Mel Gibson, Russell Crowe and Hugh Jackman: the pioneers of entertainment's Aussie invasion. Yet Simon Baker, one peer from their homeland and the star of the new CBS drama The Guardian (premiering tonight at 9 pm/ET), insists that American actors need not feel threatened by the influx of Down Underlings.

"It's just a coincidence," says Baker. "There have always been many Australians attempting to succeed on the world stage. It's just that, at the moment, a few more than usual are succeeding.

"But the ones from Down Under who speak a bit weirder," he adds with a smile, "haven't always been so prominent."

American TV audiences may have reason not to immediately cozy up like a koala to Baker. After all, in The Guardian, he plays a somewhat unsympathetic reprobate sentenced to community service at a child-advocacy organization. And boy, is the actor glad about that. "One of the first things I asked of [executive producer] David [Hollander]," says Baker, "was, 'Please don't make my character a one-dimensional, likable guy. What drew me to this show is the fact that this guy is flawed and conflicted."
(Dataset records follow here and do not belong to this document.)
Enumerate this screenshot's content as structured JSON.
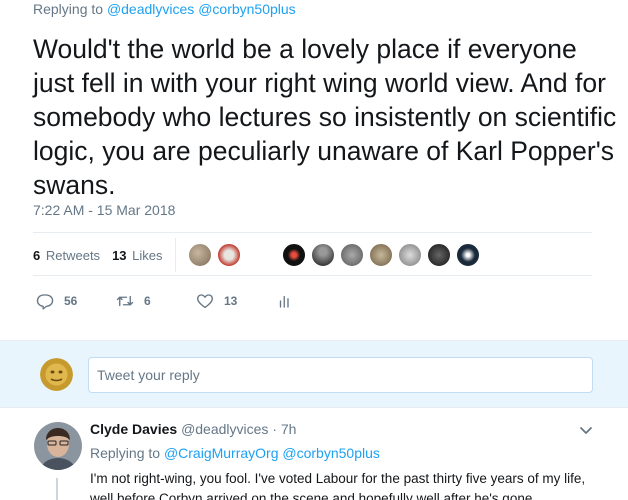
{
  "tweet": {
    "replying_prefix": "Replying to",
    "replying_mentions": "@deadlyvices @corbyn50plus",
    "text": "Would't the world be a lovely place if everyone just fell in with your right wing world view. And for somebody who lectures so insistently on scientific logic, you are peculiarly unaware of Karl Popper's swans.",
    "timestamp": "7:22 AM - 15 Mar 2018"
  },
  "stats": {
    "retweets_count": "6",
    "retweets_label": "Retweets",
    "likes_count": "13",
    "likes_label": "Likes"
  },
  "actions": {
    "reply_count": "56",
    "retweet_count": "6",
    "like_count": "13"
  },
  "reply_box": {
    "placeholder": "Tweet your reply"
  },
  "comment": {
    "name": "Clyde Davies",
    "handle_time": "@deadlyvices · 7h",
    "replying_prefix": "Replying to",
    "replying_mentions": "@CraigMurrayOrg @corbyn50plus",
    "text": "I'm not right-wing, you fool.  I've voted Labour for the past thirty five years of my life, well before Corbyn arrived on the scene and hopefully well after he's gone."
  },
  "colors": {
    "accent": "#1da1f2",
    "muted": "#657786",
    "reply_bg": "#e8f5fd"
  }
}
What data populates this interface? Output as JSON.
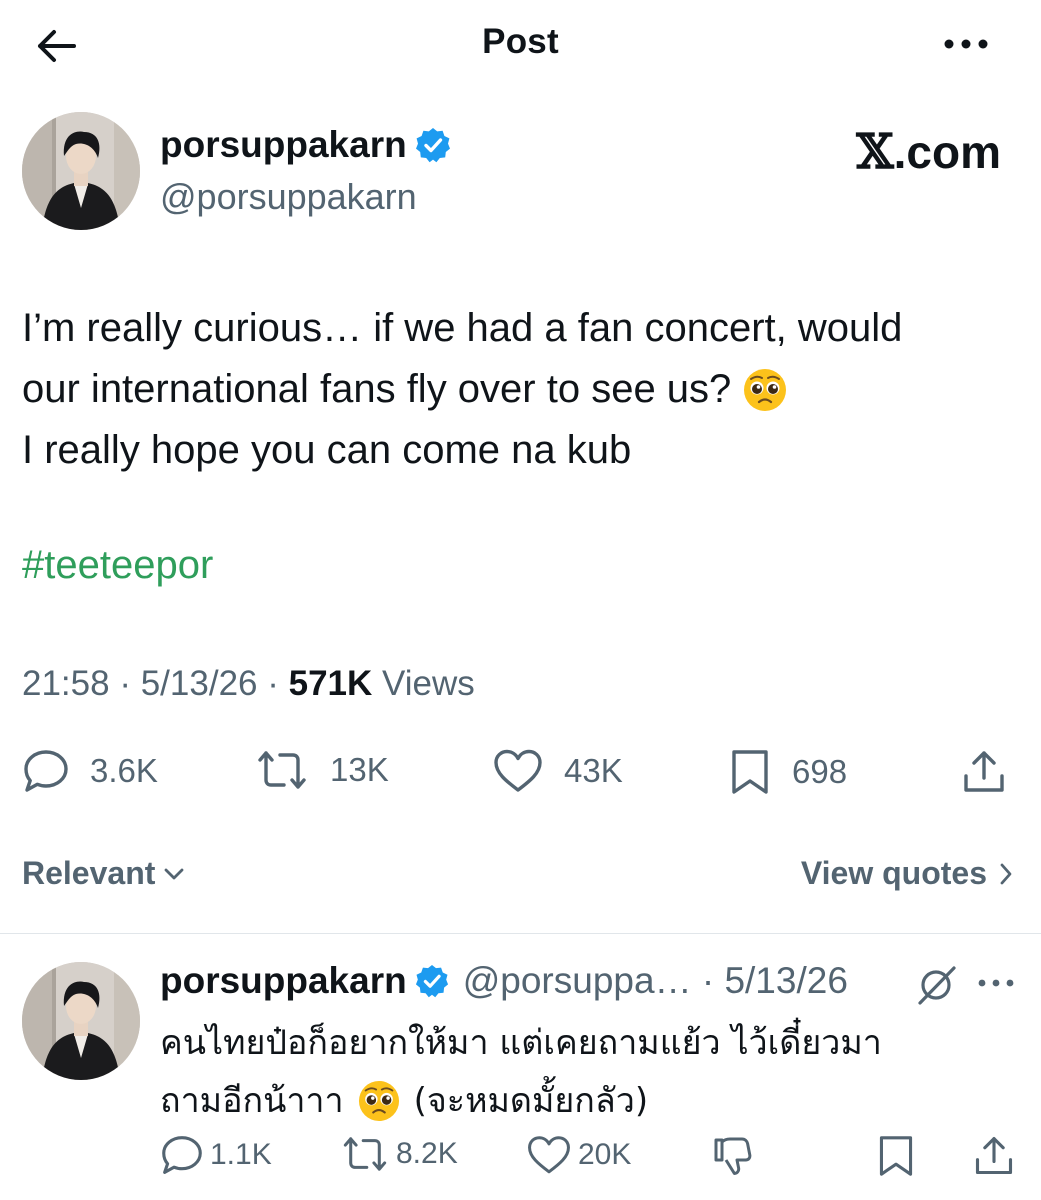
{
  "header": {
    "title": "Post"
  },
  "post": {
    "author_name": "porsuppakarn",
    "author_handle": "@porsuppakarn",
    "watermark": {
      "mark": "𝕏",
      "text": ".com"
    },
    "text_lines": [
      "I’m really curious… if we had a fan concert, would",
      "our international fans fly over to see us?",
      "I really hope you can come na kub"
    ],
    "hashtag": "#teeteepor",
    "time": "21:58",
    "date": "5/13/26",
    "separator": "·",
    "views_count": "571K",
    "views_label": "Views",
    "actions": {
      "replies": "3.6K",
      "reposts": "13K",
      "likes": "43K",
      "bookmarks": "698"
    }
  },
  "replies_bar": {
    "sort_label": "Relevant",
    "view_quotes_label": "View quotes"
  },
  "reply": {
    "author_name": "porsuppakarn",
    "handle_date": "@porsuppa… · 5/13/26",
    "text_line1": "คนไทยป๋อก็อยากให้มา แต่เคยถามแย้ว ไว้เดี๋ยวมา",
    "text_line2a": "ถามอีกน้าาา",
    "text_line2b": "(จะหมดมั้ยกลัว)",
    "actions": {
      "replies": "1.1K",
      "reposts": "8.2K",
      "likes": "20K"
    }
  },
  "colors": {
    "text": "#0f1419",
    "secondary": "#536471",
    "hashtag": "#2f9e5b",
    "verified": "#1d9bf0",
    "divider": "#e1e6ea"
  }
}
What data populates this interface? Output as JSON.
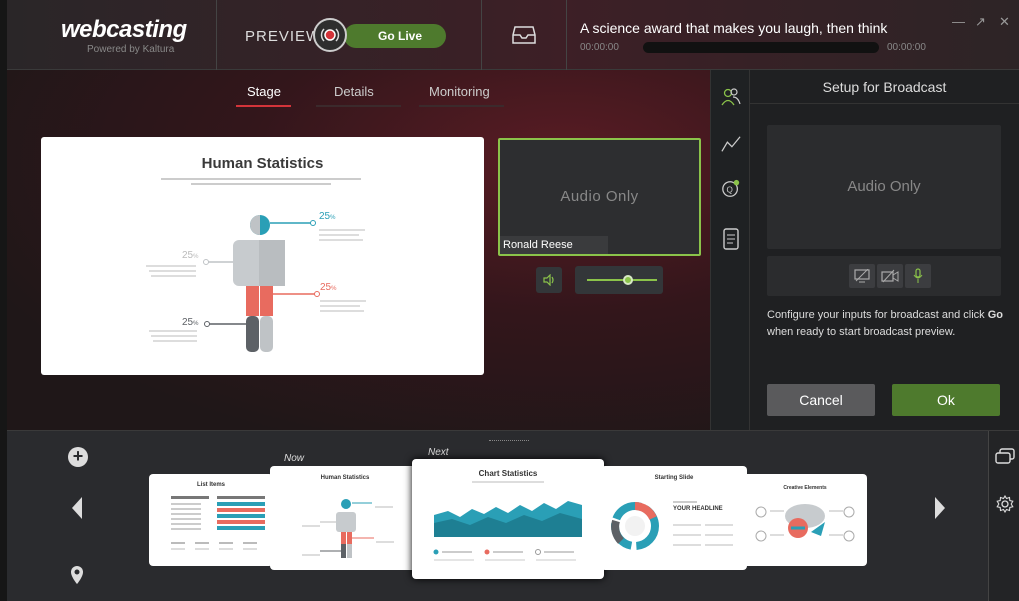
{
  "app": {
    "logo_text": "webcasting",
    "logo_sub": "Powered by Kaltura"
  },
  "preview": {
    "label": "PREVIEW",
    "go_live": "Go Live"
  },
  "event": {
    "title": "A science award that makes you laugh, then think",
    "time_start": "00:00:00",
    "time_end": "00:00:00",
    "progress": 0
  },
  "tabs": [
    {
      "label": "Stage",
      "active": true
    },
    {
      "label": "Details",
      "active": false
    },
    {
      "label": "Monitoring",
      "active": false
    }
  ],
  "stage_slide": {
    "title": "Human Statistics",
    "stat_value": "25",
    "stat_unit": "%"
  },
  "camera": {
    "placeholder": "Audio Only",
    "presenter": "Ronald Reese",
    "volume": 0.6
  },
  "setup": {
    "title": "Setup for Broadcast",
    "preview_placeholder": "Audio Only",
    "desc_part1": "Configure your inputs for broadcast and click ",
    "desc_bold": "Go",
    "desc_part2": " when ready to start broadcast preview.",
    "cancel": "Cancel",
    "ok": "Ok"
  },
  "playlist": {
    "now_label": "Now",
    "next_label": "Next",
    "slides": [
      {
        "title": "List Items"
      },
      {
        "title": "Human Statistics"
      },
      {
        "title": "Chart Statistics"
      },
      {
        "title": "Starting Slide",
        "headline": "YOUR HEADLINE"
      },
      {
        "title": "Creative Elements"
      }
    ]
  },
  "colors": {
    "accent_green": "#4e7a2d",
    "live_red": "#d3343a",
    "tab_active_line": "#d3343a"
  }
}
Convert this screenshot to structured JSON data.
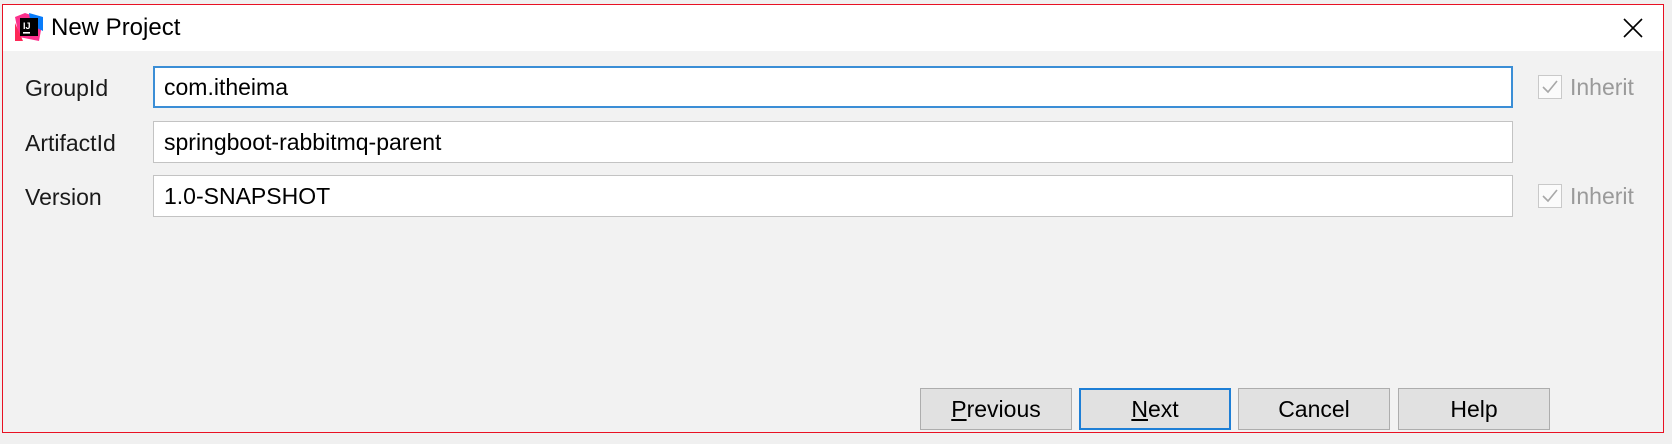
{
  "window": {
    "title": "New Project",
    "app_icon_text": "IJ"
  },
  "fields": [
    {
      "label": "GroupId",
      "value": "com.itheima",
      "focused": true,
      "inherit": true,
      "inherit_label": "Inherit"
    },
    {
      "label": "ArtifactId",
      "value": "springboot-rabbitmq-parent",
      "focused": false,
      "inherit": false
    },
    {
      "label": "Version",
      "value": "1.0-SNAPSHOT",
      "focused": false,
      "inherit": true,
      "inherit_label": "Inherit"
    }
  ],
  "buttons": {
    "previous": {
      "mnemonic": "P",
      "rest": "revious"
    },
    "next": {
      "mnemonic": "N",
      "rest": "ext"
    },
    "cancel": "Cancel",
    "help": "Help"
  },
  "colors": {
    "window_border": "#e81123",
    "focus": "#3b8ed6",
    "default_button_border": "#1e7fd6"
  }
}
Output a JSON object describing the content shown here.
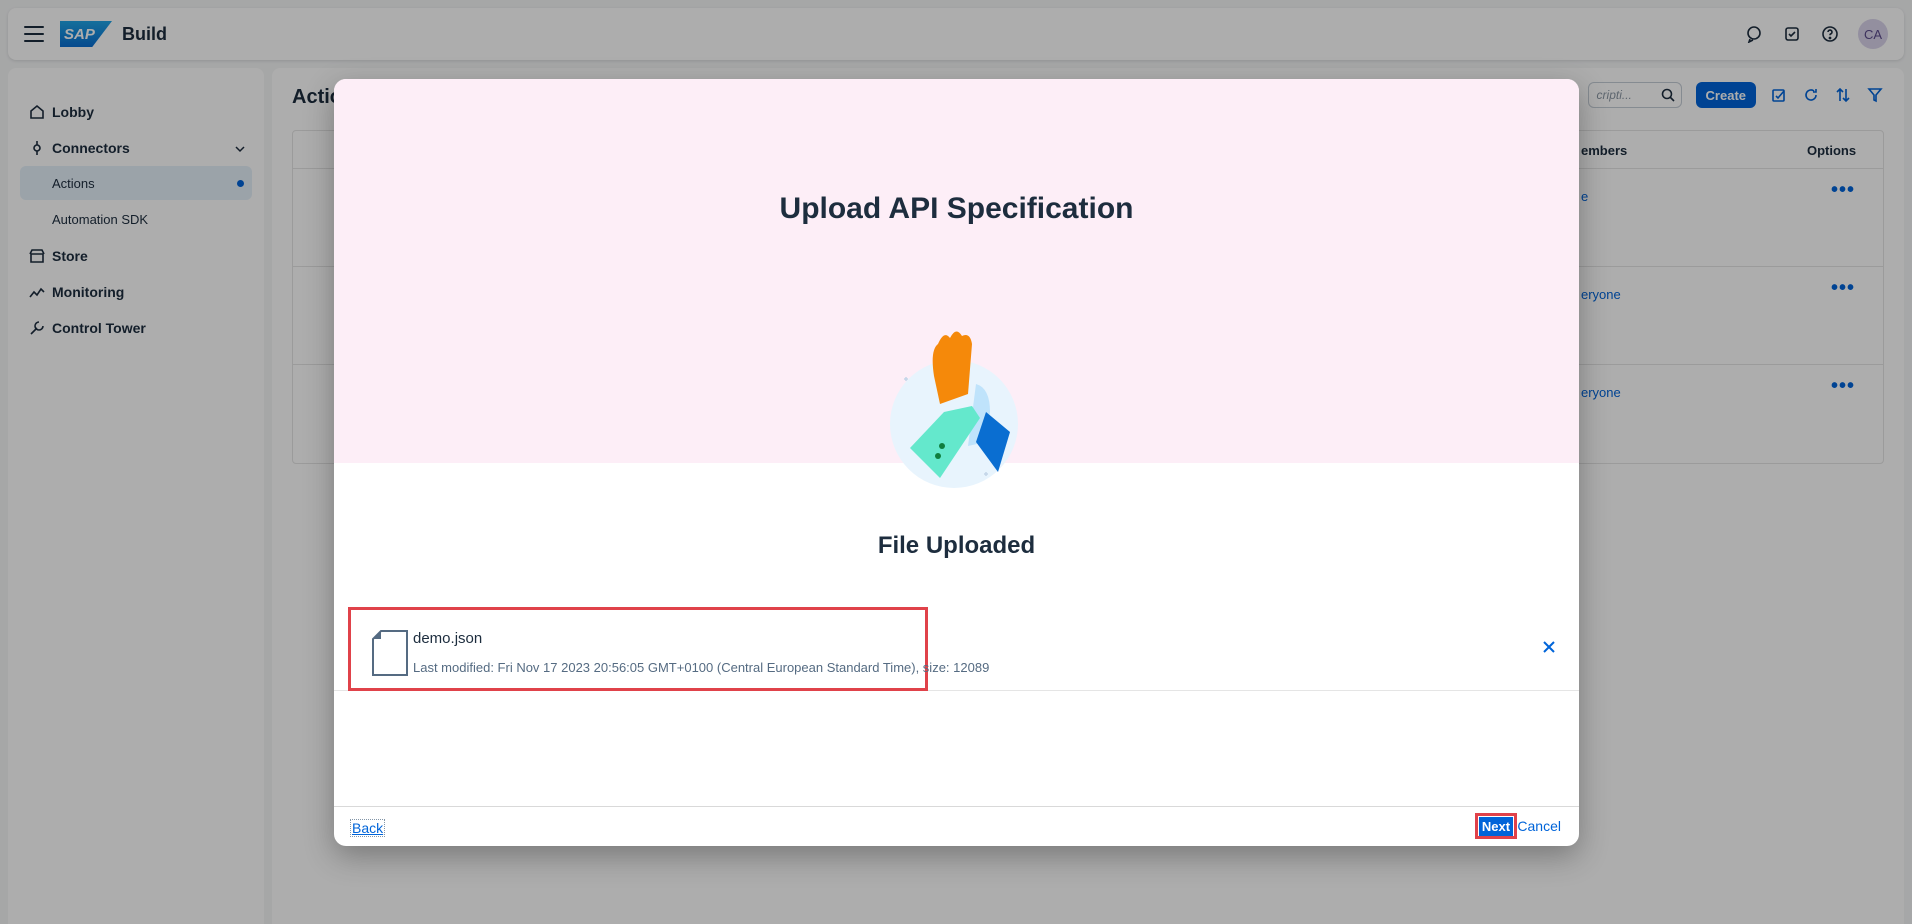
{
  "shell": {
    "brand": "Build",
    "logo_text": "SAP",
    "avatar_initials": "CA",
    "icons": [
      "feedback-icon",
      "inbox-icon",
      "help-icon"
    ]
  },
  "sidenav": {
    "items": [
      {
        "label": "Lobby",
        "icon": "home-icon"
      },
      {
        "label": "Connectors",
        "icon": "connector-icon"
      },
      {
        "label": "Store",
        "icon": "store-icon"
      },
      {
        "label": "Monitoring",
        "icon": "monitoring-icon"
      },
      {
        "label": "Control Tower",
        "icon": "wrench-icon"
      }
    ],
    "subitems": [
      {
        "label": "Actions",
        "active": true
      },
      {
        "label": "Automation SDK",
        "active": false
      }
    ]
  },
  "main": {
    "title": "Actio",
    "search_placeholder": "cripti...",
    "create_label": "Create",
    "columns": {
      "members": "embers",
      "options": "Options"
    },
    "rows": [
      {
        "members": "e",
        "options": "•••"
      },
      {
        "members": "eryone",
        "options": "•••"
      },
      {
        "members": "eryone",
        "options": "•••"
      }
    ]
  },
  "dialog": {
    "title": "Upload API Specification",
    "uploaded_title": "File Uploaded",
    "file": {
      "name": "demo.json",
      "meta": "Last modified: Fri Nov 17 2023 20:56:05 GMT+0100 (Central European Standard Time), size: 12089"
    },
    "back_label": "Back",
    "next_label": "Next",
    "cancel_label": "Cancel"
  },
  "colors": {
    "accent": "#0064d9",
    "highlight": "#e0424a",
    "hero": "#fdeef7"
  }
}
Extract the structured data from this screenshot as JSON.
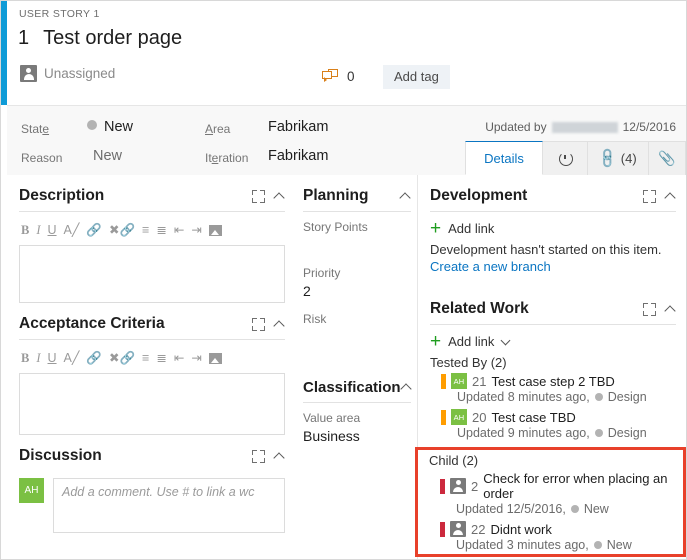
{
  "header": {
    "breadcrumb": "USER STORY 1",
    "work_item_id": "1",
    "title": "Test order page",
    "assigned_to": "Unassigned",
    "assigned_icon": "person-icon",
    "comment_count": "0",
    "comment_icon": "comment-bubbles-icon",
    "add_tag_label": "Add tag",
    "updated_by_label": "Updated by",
    "updated_by_name": "",
    "updated_date": "12/5/2016"
  },
  "fields": {
    "state_label": "State",
    "state_value": "New",
    "state_color": "#b3b3b3",
    "reason_label": "Reason",
    "reason_value": "New",
    "area_label": "Area",
    "area_value": "Fabrikam",
    "iteration_label": "Iteration",
    "iteration_value": "Fabrikam"
  },
  "tabs": [
    {
      "label": "Details",
      "icon": "",
      "active": true
    },
    {
      "label": "",
      "icon": "history-icon",
      "active": false
    },
    {
      "label": "(4)",
      "icon": "link-icon",
      "active": false
    },
    {
      "label": "",
      "icon": "paperclip-icon",
      "active": false
    }
  ],
  "description": {
    "title": "Description",
    "toolbar": [
      "B",
      "I",
      "U",
      "clear-format-icon",
      "insert-link-icon",
      "remove-link-icon",
      "bulleted-list-icon",
      "numbered-list-icon",
      "outdent-icon",
      "indent-icon",
      "insert-image-icon"
    ],
    "value": ""
  },
  "acceptance_criteria": {
    "title": "Acceptance Criteria",
    "value": ""
  },
  "discussion": {
    "title": "Discussion",
    "avatar_initials": "AH",
    "placeholder": "Add a comment. Use # to link a wc"
  },
  "planning": {
    "title": "Planning",
    "story_points_label": "Story Points",
    "story_points_value": "",
    "priority_label": "Priority",
    "priority_value": "2",
    "risk_label": "Risk",
    "risk_value": ""
  },
  "classification": {
    "title": "Classification",
    "value_area_label": "Value area",
    "value_area_value": "Business"
  },
  "development": {
    "title": "Development",
    "add_link_label": "Add link",
    "empty_text": "Development hasn't started on this item.",
    "create_branch_label": "Create a new branch"
  },
  "related_work": {
    "title": "Related Work",
    "add_link_label": "Add link",
    "groups": [
      {
        "name": "Tested By (2)",
        "items": [
          {
            "bar_color": "#ff9d00",
            "avatar_initials": "AH",
            "avatar_type": "initials",
            "id": "21",
            "title": "Test case step 2 TBD",
            "updated": "Updated 8 minutes ago,",
            "state": "Design",
            "state_color": "#b3b3b3"
          },
          {
            "bar_color": "#ff9d00",
            "avatar_initials": "AH",
            "avatar_type": "initials",
            "id": "20",
            "title": "Test case TBD",
            "updated": "Updated 9 minutes ago,",
            "state": "Design",
            "state_color": "#b3b3b3"
          }
        ]
      }
    ]
  },
  "child_group": {
    "name": "Child (2)",
    "highlight_color": "#e8402a",
    "items": [
      {
        "bar_color": "#cc293d",
        "avatar_type": "person",
        "id": "2",
        "title": "Check for error when placing an order",
        "updated": "Updated 12/5/2016,",
        "state": "New",
        "state_color": "#b3b3b3"
      },
      {
        "bar_color": "#cc293d",
        "avatar_type": "person",
        "id": "22",
        "title": "Didnt work",
        "updated": "Updated 3 minutes ago,",
        "state": "New",
        "state_color": "#b3b3b3"
      }
    ]
  },
  "theme": {
    "accent_blue": "#0f9bd7",
    "link_blue": "#0a75c2",
    "green": "#7bc043",
    "orange": "#ff9d00",
    "red": "#cc293d"
  }
}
Perhaps helping to soften Baker's on-screen edges will be the children with whom his character occasionally must interact as part of his penance. The actor, though, is not concerned with the lil' ones upstaging him. "I'm more worried about that with Dabney Coleman," he chuckles, referring to the TV/film vet who plays his father. "I'm a huge fan. Tootsie is one of my favorite movies!"